DESCRIPTION OF THE TASK
Report every line of the records that includes the word "Registros".

INPUT RECORDS
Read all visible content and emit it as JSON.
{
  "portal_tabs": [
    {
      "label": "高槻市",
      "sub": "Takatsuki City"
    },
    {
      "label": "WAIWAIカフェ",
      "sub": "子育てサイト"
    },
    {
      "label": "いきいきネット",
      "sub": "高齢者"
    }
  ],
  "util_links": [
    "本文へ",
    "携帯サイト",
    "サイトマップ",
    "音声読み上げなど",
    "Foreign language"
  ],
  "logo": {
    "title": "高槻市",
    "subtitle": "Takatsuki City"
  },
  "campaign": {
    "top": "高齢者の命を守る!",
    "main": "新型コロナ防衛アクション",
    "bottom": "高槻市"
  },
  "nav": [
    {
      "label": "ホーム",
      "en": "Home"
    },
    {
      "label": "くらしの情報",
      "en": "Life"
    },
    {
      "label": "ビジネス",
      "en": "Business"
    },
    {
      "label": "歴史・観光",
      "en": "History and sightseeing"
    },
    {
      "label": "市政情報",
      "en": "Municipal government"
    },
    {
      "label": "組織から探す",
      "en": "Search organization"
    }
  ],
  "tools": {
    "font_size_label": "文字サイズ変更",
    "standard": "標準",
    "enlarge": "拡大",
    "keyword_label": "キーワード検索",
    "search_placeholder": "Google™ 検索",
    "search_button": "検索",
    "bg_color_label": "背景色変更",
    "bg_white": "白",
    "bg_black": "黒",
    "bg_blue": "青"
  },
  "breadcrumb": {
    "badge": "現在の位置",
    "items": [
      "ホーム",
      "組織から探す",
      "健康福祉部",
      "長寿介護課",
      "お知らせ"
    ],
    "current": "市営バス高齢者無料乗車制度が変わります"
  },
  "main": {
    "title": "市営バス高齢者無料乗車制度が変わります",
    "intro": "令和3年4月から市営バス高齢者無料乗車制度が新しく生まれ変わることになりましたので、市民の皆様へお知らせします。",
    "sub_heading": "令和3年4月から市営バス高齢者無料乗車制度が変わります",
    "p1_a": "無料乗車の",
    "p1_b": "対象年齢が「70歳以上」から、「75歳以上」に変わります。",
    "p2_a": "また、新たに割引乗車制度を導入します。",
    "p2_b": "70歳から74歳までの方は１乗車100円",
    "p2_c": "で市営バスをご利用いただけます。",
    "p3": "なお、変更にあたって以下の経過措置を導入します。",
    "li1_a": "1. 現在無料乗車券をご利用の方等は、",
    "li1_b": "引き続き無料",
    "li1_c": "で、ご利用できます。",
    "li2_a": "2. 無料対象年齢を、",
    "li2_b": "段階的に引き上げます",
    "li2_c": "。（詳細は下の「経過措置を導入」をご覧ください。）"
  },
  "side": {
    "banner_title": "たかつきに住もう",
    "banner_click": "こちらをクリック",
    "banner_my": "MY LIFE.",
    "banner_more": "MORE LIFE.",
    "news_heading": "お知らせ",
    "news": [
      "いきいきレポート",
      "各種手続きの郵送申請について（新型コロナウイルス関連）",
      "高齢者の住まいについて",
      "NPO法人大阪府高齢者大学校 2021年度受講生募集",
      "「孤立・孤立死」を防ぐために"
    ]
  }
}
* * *
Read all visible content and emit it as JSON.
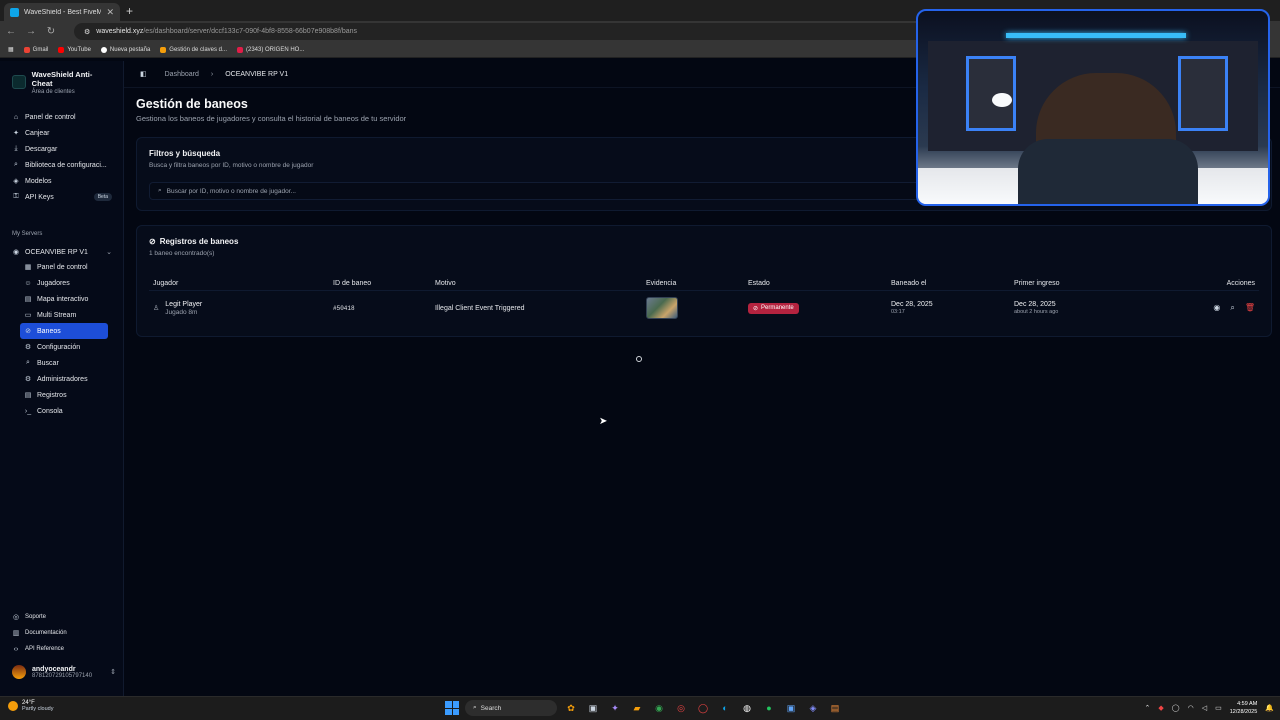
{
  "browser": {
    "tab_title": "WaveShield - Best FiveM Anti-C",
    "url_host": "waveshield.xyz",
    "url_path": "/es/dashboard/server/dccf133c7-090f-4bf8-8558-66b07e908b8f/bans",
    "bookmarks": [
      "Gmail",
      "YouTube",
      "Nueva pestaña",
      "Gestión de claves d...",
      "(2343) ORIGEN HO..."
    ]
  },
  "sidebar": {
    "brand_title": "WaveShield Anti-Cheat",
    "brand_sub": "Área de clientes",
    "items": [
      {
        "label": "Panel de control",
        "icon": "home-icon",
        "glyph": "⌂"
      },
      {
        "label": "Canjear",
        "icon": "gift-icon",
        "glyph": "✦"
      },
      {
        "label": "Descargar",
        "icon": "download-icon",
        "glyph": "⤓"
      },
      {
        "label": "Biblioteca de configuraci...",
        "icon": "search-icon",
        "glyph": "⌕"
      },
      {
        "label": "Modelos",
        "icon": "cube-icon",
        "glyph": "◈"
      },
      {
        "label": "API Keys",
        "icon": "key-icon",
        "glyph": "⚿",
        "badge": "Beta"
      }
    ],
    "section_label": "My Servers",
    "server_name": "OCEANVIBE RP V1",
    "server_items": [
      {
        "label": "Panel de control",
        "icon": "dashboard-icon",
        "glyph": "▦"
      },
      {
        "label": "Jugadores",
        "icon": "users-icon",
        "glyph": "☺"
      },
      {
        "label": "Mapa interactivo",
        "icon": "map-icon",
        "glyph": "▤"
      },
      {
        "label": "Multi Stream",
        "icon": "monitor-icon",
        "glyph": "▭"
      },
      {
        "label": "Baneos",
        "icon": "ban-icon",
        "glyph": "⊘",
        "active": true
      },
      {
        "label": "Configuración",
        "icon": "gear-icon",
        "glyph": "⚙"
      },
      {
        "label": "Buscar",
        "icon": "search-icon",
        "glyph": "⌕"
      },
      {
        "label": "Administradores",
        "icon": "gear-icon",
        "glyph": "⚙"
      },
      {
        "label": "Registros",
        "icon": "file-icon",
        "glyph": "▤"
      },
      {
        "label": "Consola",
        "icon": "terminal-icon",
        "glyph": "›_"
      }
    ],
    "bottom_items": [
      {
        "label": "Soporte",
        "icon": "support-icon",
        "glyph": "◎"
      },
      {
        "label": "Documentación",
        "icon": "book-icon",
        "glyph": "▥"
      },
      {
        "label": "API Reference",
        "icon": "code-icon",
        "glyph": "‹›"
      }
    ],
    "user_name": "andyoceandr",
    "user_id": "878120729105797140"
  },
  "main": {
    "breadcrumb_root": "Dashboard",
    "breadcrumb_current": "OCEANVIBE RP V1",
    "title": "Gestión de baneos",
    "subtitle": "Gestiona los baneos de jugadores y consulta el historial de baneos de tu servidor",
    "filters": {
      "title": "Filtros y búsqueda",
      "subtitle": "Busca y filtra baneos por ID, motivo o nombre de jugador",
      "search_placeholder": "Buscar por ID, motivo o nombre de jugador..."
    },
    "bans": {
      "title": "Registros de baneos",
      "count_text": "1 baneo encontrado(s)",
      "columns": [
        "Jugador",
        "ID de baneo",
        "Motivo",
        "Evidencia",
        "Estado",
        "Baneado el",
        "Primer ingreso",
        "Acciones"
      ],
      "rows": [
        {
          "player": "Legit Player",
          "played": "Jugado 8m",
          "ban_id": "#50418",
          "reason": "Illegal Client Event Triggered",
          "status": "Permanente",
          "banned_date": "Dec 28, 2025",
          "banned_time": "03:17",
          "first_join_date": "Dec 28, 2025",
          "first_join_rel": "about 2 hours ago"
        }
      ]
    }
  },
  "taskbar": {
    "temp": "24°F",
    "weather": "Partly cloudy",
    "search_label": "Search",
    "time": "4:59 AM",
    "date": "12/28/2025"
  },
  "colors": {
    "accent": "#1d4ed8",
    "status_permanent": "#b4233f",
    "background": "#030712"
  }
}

EXPECTED OUTPUT
        "label": "Registros",
      "title": "Registros de baneos",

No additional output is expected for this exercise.